Many times kids are unclear about what to do when they witness bullying. They may be fearful of becoming the next victim. Suggest to your child that there are ways he can help without putting himself in danger. He can discreetly seek out a trusted adult during the episode that will help diffuse the situation. Something as seemingly minor as speaking kindly to the victim afterwards lets the targeted child know he is not alone. This simple act will be greatly appreciated by the victim. Developing empathy is paramount in reducing bullying. Encourage your child to cultivate friendships in different social groups in and out of school. Don’t ever encourage your child to fight. This could result in him getting hurt, legal problems or beginning a path that leads to even more difficulties.
A confident child is not likely to be bullied. Children who bully generally pick on someone who gives the impression of being defenseless. Teach your child to be assertive but not aggressive. Self assurance, whether genuine or not, can be conveyed by walking upright, looking people in the eye, and speaking clearly. If your child is targeted, one of the most important reinforcements you can give is to repeatedly tell him that it is not his fault and reassure him that you will do your best to protect him and end the bullying. Let your child know that school employees are there to help. Not feeling alone ingrains strength. Communicate to him that groups, cliques and social dynamics always change. The “popular” kids do not necessarily remain at the top of the heap forever. This fact will offer your child hope and encouragement.
Ignoring the situation can be your child’s first defense, but he must be prepared if this does not work. Avoiding hot spots and situations, such as not sitting near the child who is doing the bullying, or perhaps taking a different walking route to school, might diffuse the situation. Your child should never try to retaliate, as this usually escalates the situation.
As a parent of a bullied child you must get all of the facts. Question your child about how, when and where the bullying started and document it. Leave “why” out of the conversation. This is something your child does not know, and it is more productive to keep the focus on a solution rather than the cause. Children who bully don’t need a cause, they just need a victim. Inquire as to what other children were present, what they did to encourage or discourage the bullying, if any adults were present and what they did.
Once you get as much information as possible work with the school. Don’t jump to conclusions that the faculty at your child’s school is not willing help. Give them a chance .Take the information you have and bring it to your child’s school principal or assistant principal. The more information you have the better.
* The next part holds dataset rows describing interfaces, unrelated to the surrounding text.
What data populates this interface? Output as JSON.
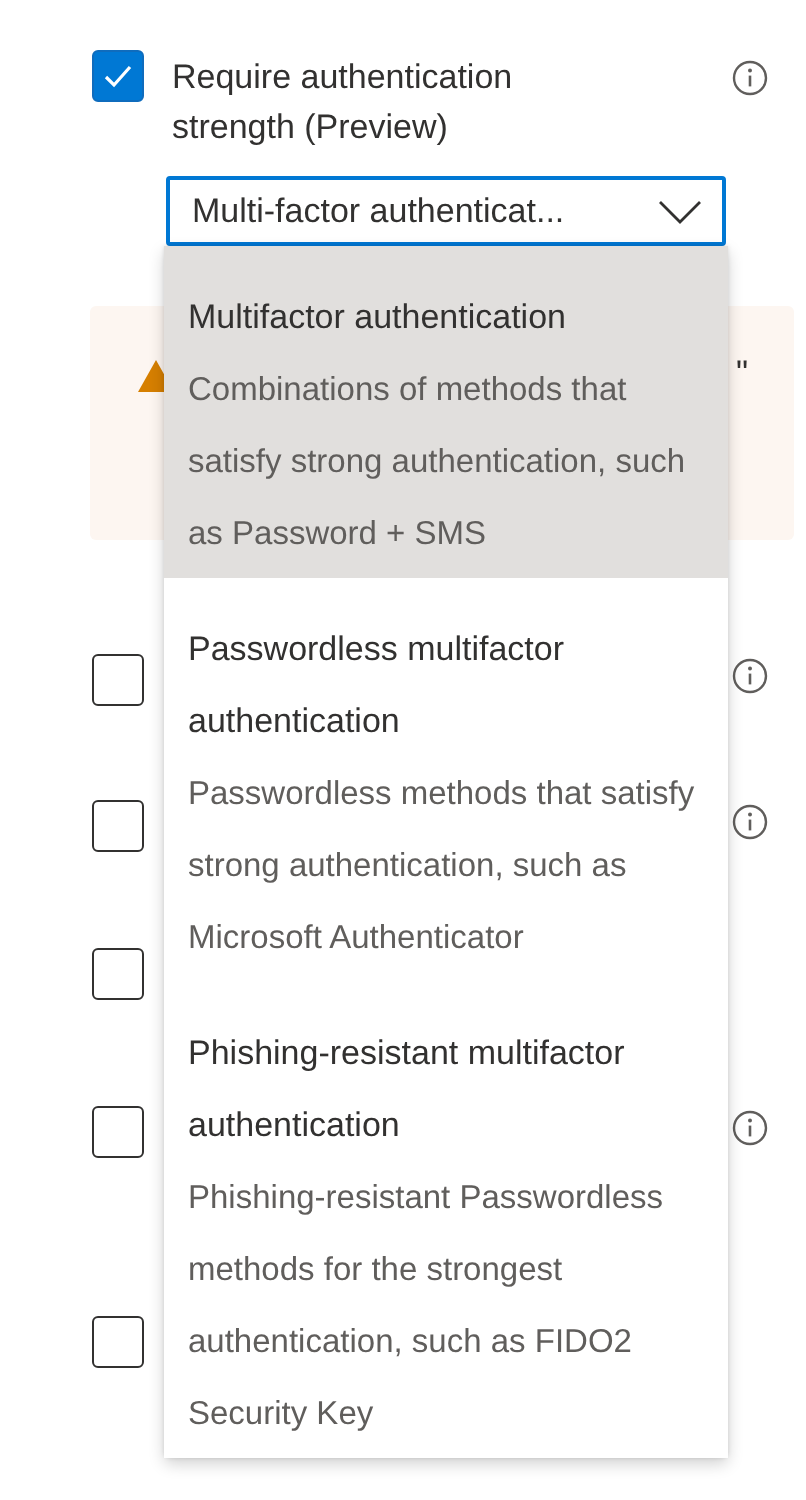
{
  "require_strength": {
    "label": "Require authentication strength (Preview)",
    "checked": true,
    "info": true
  },
  "strength_dropdown": {
    "value": "Multi-factor authenticat...",
    "expanded": true,
    "options": [
      {
        "title": "Multifactor authentication",
        "description": "Combinations of methods that satisfy strong authentication, such as Password + SMS",
        "selected": true
      },
      {
        "title": "Passwordless multifactor authentication",
        "description": "Passwordless methods that satisfy strong authentication, such as Microsoft Authenticator",
        "selected": false
      },
      {
        "title": "Phishing-resistant multifactor authentication",
        "description": "Phishing-resistant Passwordless methods for the strongest authentication, such as FIDO2 Security Key",
        "selected": false
      }
    ]
  },
  "warning": {
    "visible_text": "\""
  },
  "other_checkboxes": [
    {
      "checked": false,
      "info": true
    },
    {
      "checked": false,
      "info": true
    },
    {
      "checked": false,
      "info": false
    },
    {
      "checked": false,
      "info": true
    },
    {
      "checked": false,
      "info": false
    }
  ]
}
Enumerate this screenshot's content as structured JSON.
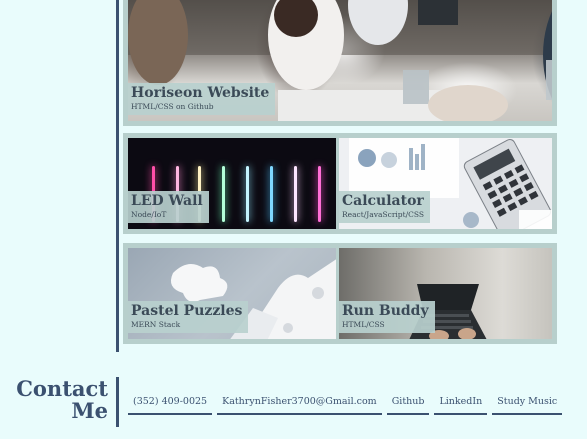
{
  "projects": [
    {
      "title": "Horiseon Website",
      "subtitle": "HTML/CSS on Github"
    },
    {
      "title": "LED Wall",
      "subtitle": "Node/IoT"
    },
    {
      "title": "Calculator",
      "subtitle": "React/JavaScript/CSS"
    },
    {
      "title": "Pastel Puzzles",
      "subtitle": "MERN Stack"
    },
    {
      "title": "Run Buddy",
      "subtitle": "HTML/CSS"
    }
  ],
  "contact": {
    "heading_line1": "Contact",
    "heading_line2": "Me",
    "links": [
      {
        "label": "(352) 409-0025"
      },
      {
        "label": "KathrynFisher3700@Gmail.com"
      },
      {
        "label": "Github"
      },
      {
        "label": "LinkedIn"
      },
      {
        "label": "Study Music"
      }
    ]
  },
  "colors": {
    "background": "#e9fcfc",
    "accent": "#3b5170",
    "card_border": "#b7cfcc"
  }
}
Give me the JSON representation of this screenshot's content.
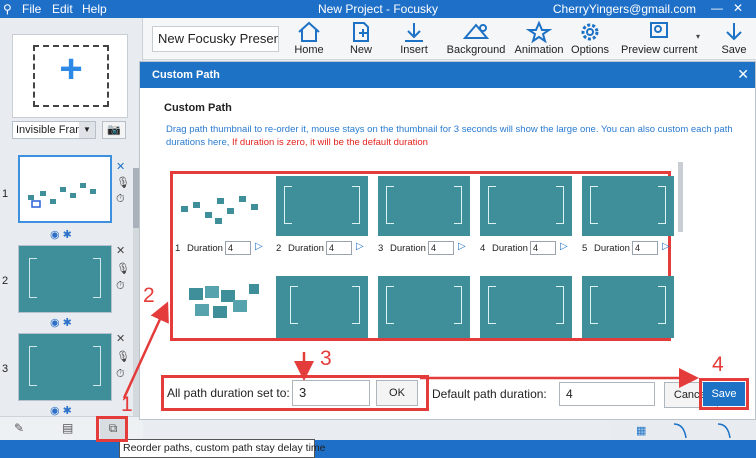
{
  "app": {
    "title": "New Project - Focusky",
    "user": "CherryYingers@gmail.com",
    "menu": [
      "File",
      "Edit",
      "Help"
    ]
  },
  "toolbar": {
    "project_name": "New Focusky Presenta",
    "buttons": [
      "Home",
      "New",
      "Insert",
      "Background",
      "Animation",
      "Options",
      "Preview current",
      "Save"
    ]
  },
  "left_panel": {
    "frame_type": "Invisible Fran",
    "slides": [
      "1",
      "2",
      "3"
    ]
  },
  "dialog": {
    "header": "Custom Path",
    "title": "Custom Path",
    "desc_blue": "Drag path thumbnail to re-order it, mouse stays on the thumbnail for 3 seconds will show the large one. You can also custom each path durations here, ",
    "desc_red": "If duration is zero, it will be the default duration",
    "duration_label": "Duration",
    "paths": [
      {
        "num": "1",
        "duration": "4"
      },
      {
        "num": "2",
        "duration": "4"
      },
      {
        "num": "3",
        "duration": "4"
      },
      {
        "num": "4",
        "duration": "4"
      },
      {
        "num": "5",
        "duration": "4"
      }
    ],
    "all_duration_label": "All path duration set to:",
    "all_duration_value": "3",
    "ok_label": "OK",
    "default_label": "Default path duration:",
    "default_value": "4",
    "cancel_label": "Cancel",
    "save_label": "Save"
  },
  "tooltip": "Reorder paths, custom path stay delay time",
  "annotations": [
    "1",
    "2",
    "3",
    "4"
  ],
  "colors": {
    "accent": "#1d72c6",
    "annotation": "#e43b3b",
    "slide": "#3e8f99"
  }
}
Although school officials are not allowed to discuss what disciplinary actions will be taken against another child (or children) most states require schools to have an anti bullying policy and protocol. It is your child’s right to be safe on school grounds at all times. Work with the school official to formulate a plan that will ensure your child feels protected and secure. Set a time to review the plan and see if it is working.
Bullying was not an issue addressed when most of us were children. Today it is being focused on throughout the country. Forty three states have passed anti bullying legislation, many of which include cyber bullying.
Raising awareness, education, concerned educators, positive reinforcement for appropriate behavior and family and community involvement are the steps necessary to eradicate this problem. Bullying is a crime. Do not allow your child to be the victim.